● **Data for this task**:
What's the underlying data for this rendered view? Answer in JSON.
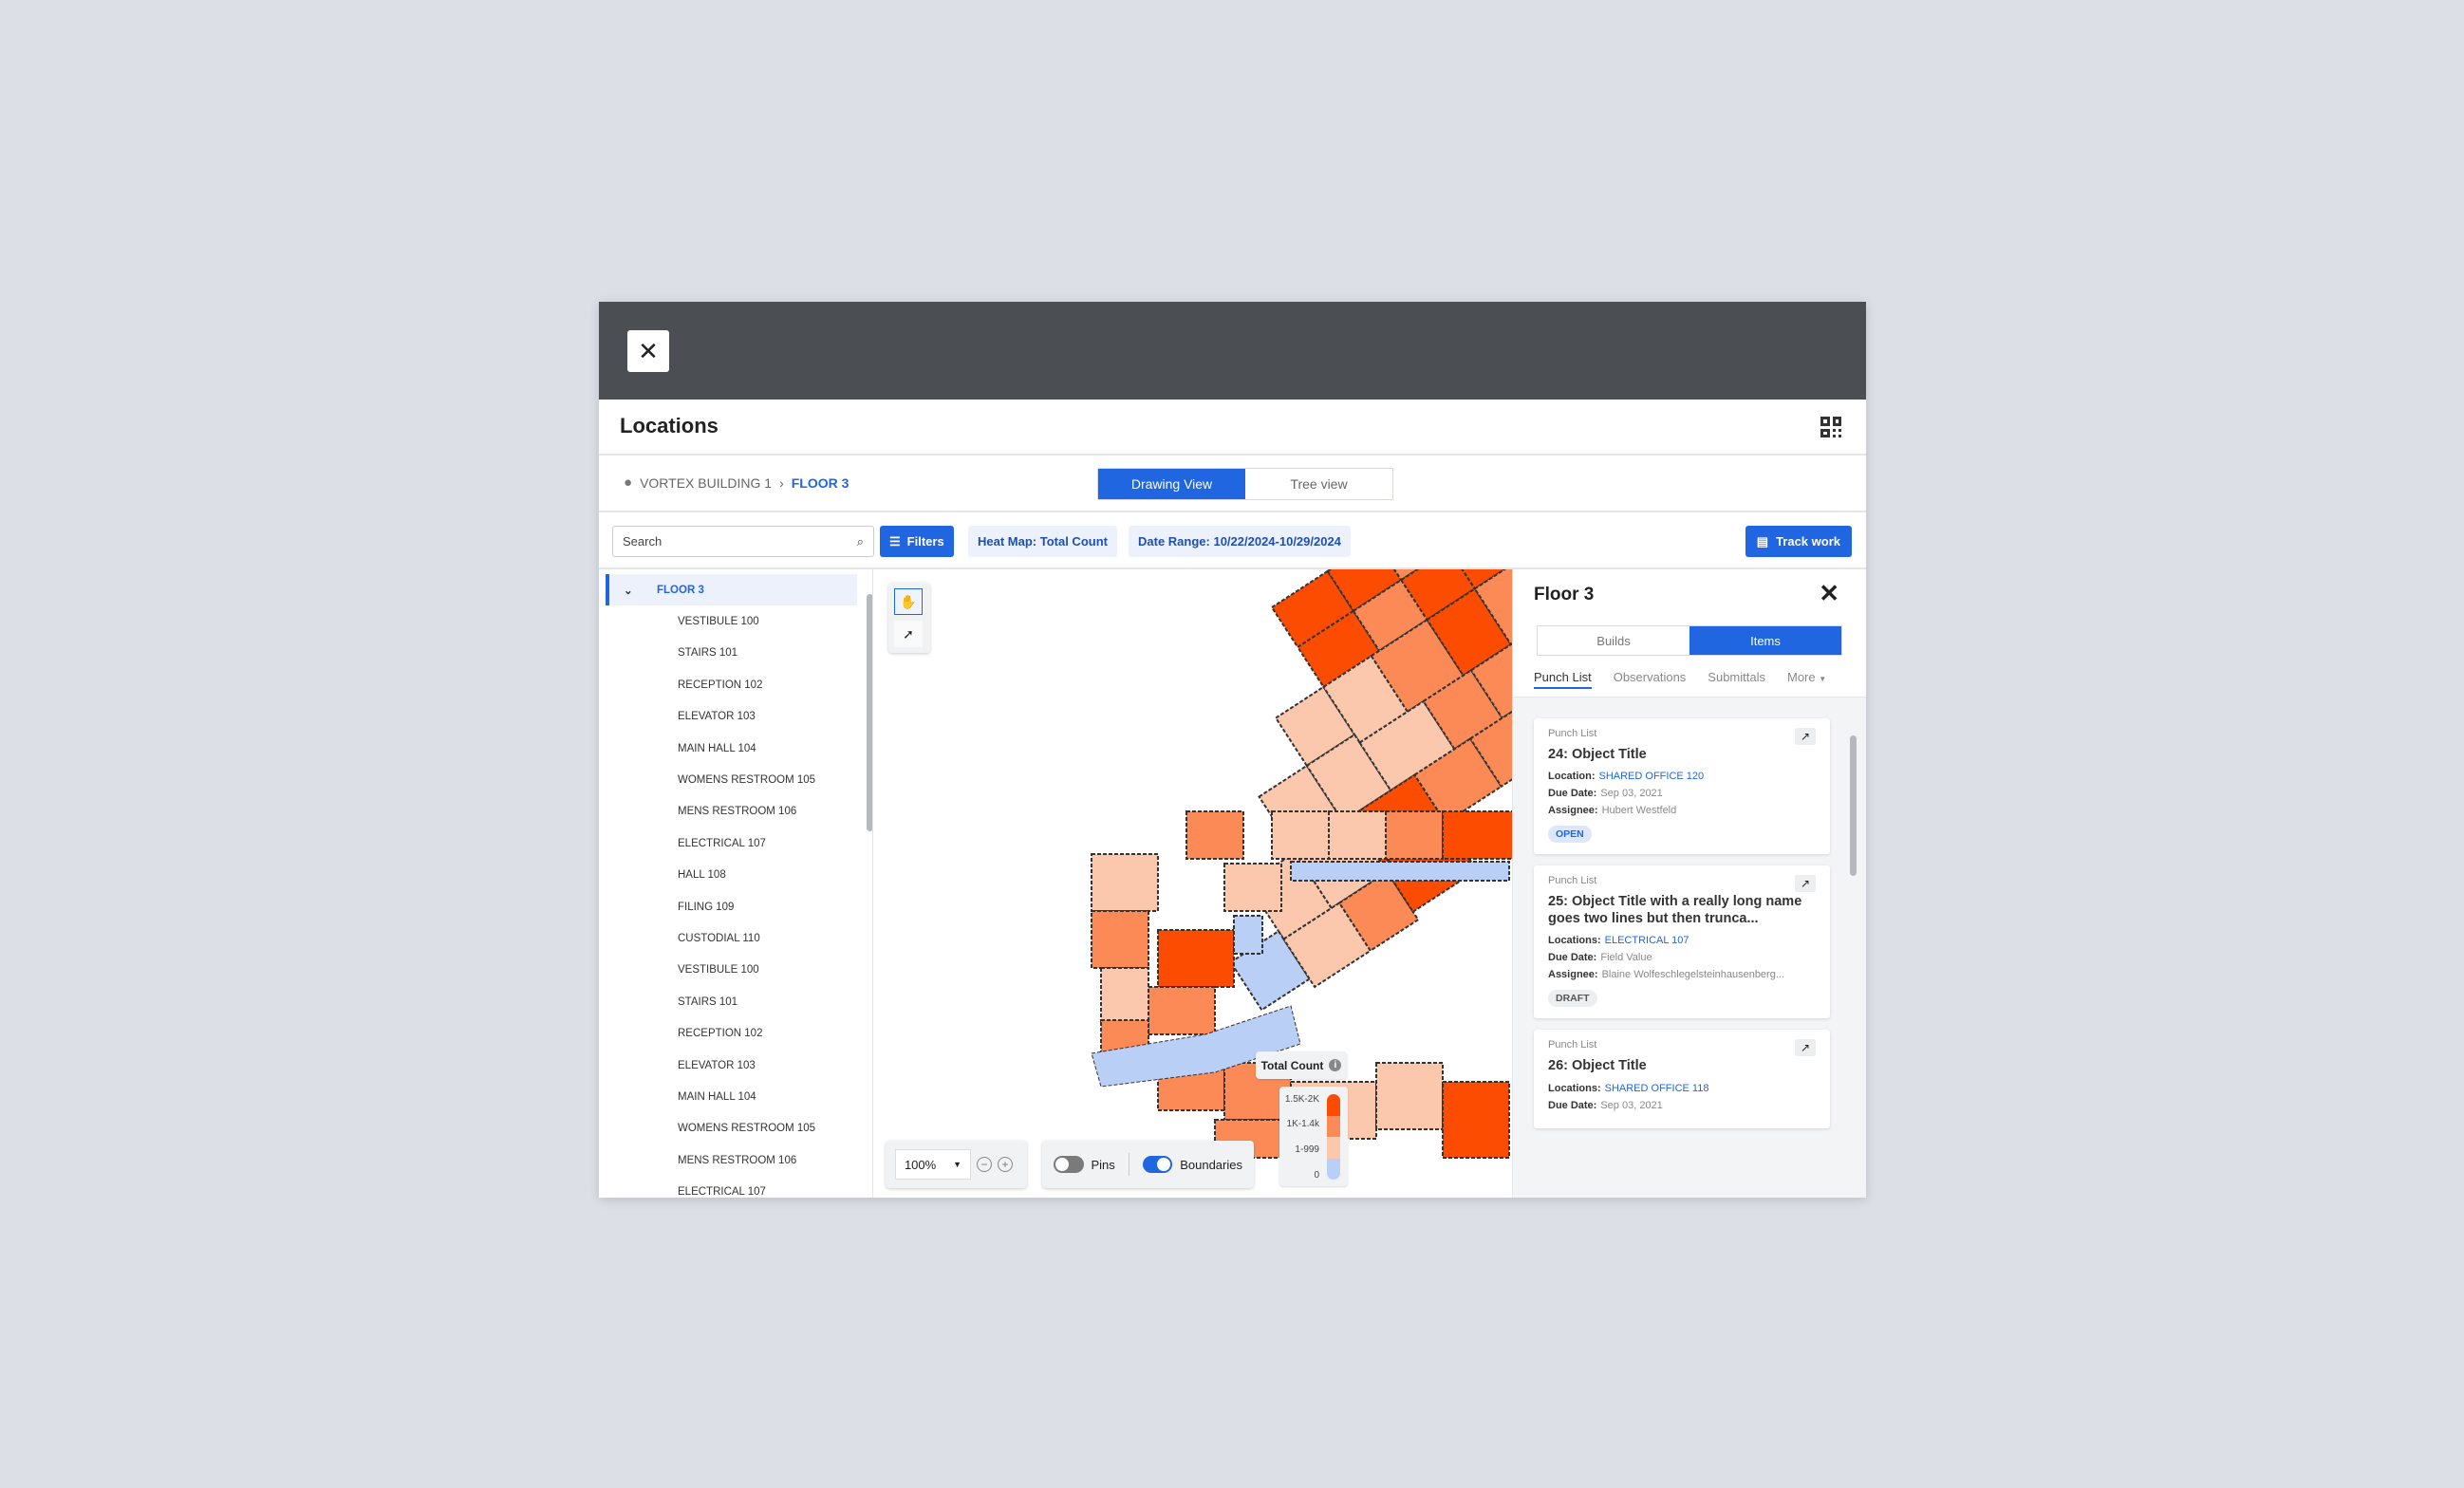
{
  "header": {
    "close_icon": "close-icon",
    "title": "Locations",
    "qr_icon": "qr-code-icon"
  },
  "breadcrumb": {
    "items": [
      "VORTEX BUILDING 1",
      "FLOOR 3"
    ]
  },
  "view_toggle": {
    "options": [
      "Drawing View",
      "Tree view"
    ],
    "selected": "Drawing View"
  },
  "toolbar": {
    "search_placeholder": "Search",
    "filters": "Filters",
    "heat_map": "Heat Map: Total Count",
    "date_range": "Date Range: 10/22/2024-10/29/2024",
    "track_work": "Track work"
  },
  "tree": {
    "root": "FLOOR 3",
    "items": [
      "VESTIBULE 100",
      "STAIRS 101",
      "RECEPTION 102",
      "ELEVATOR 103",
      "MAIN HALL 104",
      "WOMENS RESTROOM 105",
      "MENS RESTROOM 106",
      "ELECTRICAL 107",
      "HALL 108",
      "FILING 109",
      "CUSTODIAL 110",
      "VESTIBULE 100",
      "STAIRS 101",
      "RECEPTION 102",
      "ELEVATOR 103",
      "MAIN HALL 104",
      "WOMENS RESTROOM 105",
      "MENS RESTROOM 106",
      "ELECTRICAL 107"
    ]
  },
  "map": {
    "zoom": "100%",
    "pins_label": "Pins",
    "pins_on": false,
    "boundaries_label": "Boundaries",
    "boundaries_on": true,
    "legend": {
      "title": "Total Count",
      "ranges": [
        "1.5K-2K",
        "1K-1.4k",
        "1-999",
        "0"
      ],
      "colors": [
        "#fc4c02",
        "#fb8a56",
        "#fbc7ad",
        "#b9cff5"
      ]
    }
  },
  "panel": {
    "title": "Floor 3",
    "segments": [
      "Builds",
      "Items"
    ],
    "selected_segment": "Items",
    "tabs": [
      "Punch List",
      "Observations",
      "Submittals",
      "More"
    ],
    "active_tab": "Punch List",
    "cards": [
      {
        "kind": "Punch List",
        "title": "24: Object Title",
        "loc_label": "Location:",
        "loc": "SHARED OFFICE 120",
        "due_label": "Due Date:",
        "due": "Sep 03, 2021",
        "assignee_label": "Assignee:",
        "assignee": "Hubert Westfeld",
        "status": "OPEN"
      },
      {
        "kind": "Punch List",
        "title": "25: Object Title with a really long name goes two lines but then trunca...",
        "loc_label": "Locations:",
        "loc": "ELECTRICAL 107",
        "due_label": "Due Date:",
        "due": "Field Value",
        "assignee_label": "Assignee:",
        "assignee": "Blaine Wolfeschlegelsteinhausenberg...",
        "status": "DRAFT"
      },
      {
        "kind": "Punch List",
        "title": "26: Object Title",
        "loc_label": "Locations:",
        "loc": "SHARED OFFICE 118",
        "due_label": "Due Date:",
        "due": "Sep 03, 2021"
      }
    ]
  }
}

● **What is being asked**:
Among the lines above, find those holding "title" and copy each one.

● **Your solution**:
    "title": "Locations",
      "title": "Total Count",
    "title": "Floor 3",
        "title": "24: Object Title",
        "title": "25: Object Title with a really long name goes two lines but then trunca...",
        "title": "26: Object Title",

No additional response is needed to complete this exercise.